*** Provided information ***

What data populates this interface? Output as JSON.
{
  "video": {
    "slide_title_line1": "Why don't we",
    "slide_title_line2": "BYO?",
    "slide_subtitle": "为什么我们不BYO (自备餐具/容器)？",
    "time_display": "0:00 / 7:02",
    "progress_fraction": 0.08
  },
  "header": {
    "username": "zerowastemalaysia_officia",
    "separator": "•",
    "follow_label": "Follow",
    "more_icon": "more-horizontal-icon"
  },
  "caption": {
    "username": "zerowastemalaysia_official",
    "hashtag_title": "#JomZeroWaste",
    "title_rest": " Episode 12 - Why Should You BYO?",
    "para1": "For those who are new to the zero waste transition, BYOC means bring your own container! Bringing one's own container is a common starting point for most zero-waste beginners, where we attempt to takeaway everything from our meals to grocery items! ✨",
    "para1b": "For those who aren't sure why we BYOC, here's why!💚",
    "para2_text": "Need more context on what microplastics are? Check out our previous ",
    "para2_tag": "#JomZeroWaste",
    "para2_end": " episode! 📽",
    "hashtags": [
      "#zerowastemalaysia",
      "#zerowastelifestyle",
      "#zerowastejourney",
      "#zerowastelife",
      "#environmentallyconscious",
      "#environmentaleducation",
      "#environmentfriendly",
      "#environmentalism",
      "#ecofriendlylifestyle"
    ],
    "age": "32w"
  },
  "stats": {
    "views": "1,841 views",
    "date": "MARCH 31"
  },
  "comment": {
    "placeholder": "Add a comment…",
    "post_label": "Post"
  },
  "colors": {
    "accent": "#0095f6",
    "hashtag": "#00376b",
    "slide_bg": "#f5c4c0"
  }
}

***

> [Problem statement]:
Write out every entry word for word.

> [The completed task]:
What data populates this interface? Output as JSON.
{
  "video": {
    "slide_title_line1": "Why don't we",
    "slide_title_line2": "BYO?",
    "slide_subtitle": "为什么我们不BYO (自备餐具/容器)？",
    "time_display": "0:00 / 7:02",
    "progress_fraction": 0.08
  },
  "header": {
    "username": "zerowastemalaysia_officia",
    "separator": "•",
    "follow_label": "Follow",
    "more_icon": "more-horizontal-icon"
  },
  "caption": {
    "username": "zerowastemalaysia_official",
    "hashtag_title": "#JomZeroWaste",
    "title_rest": " Episode 12 - Why Should You BYO?",
    "para1": "For those who are new to the zero waste transition, BYOC means bring your own container! Bringing one's own container is a common starting point for most zero-waste beginners, where we attempt to takeaway everything from our meals to grocery items! ✨",
    "para1b": "For those who aren't sure why we BYOC, here's why!💚",
    "para2_text": "Need more context on what microplastics are? Check out our previous ",
    "para2_tag": "#JomZeroWaste",
    "para2_end": " episode! 📽",
    "hashtags": [
      "#zerowastemalaysia",
      "#zerowastelifestyle",
      "#zerowastejourney",
      "#zerowastelife",
      "#environmentallyconscious",
      "#environmentaleducation",
      "#environmentfriendly",
      "#environmentalism",
      "#ecofriendlylifestyle"
    ],
    "age": "32w"
  },
  "stats": {
    "views": "1,841 views",
    "date": "MARCH 31"
  },
  "comment": {
    "placeholder": "Add a comment…",
    "post_label": "Post"
  },
  "colors": {
    "accent": "#0095f6",
    "hashtag": "#00376b",
    "slide_bg": "#f5c4c0"
  }
}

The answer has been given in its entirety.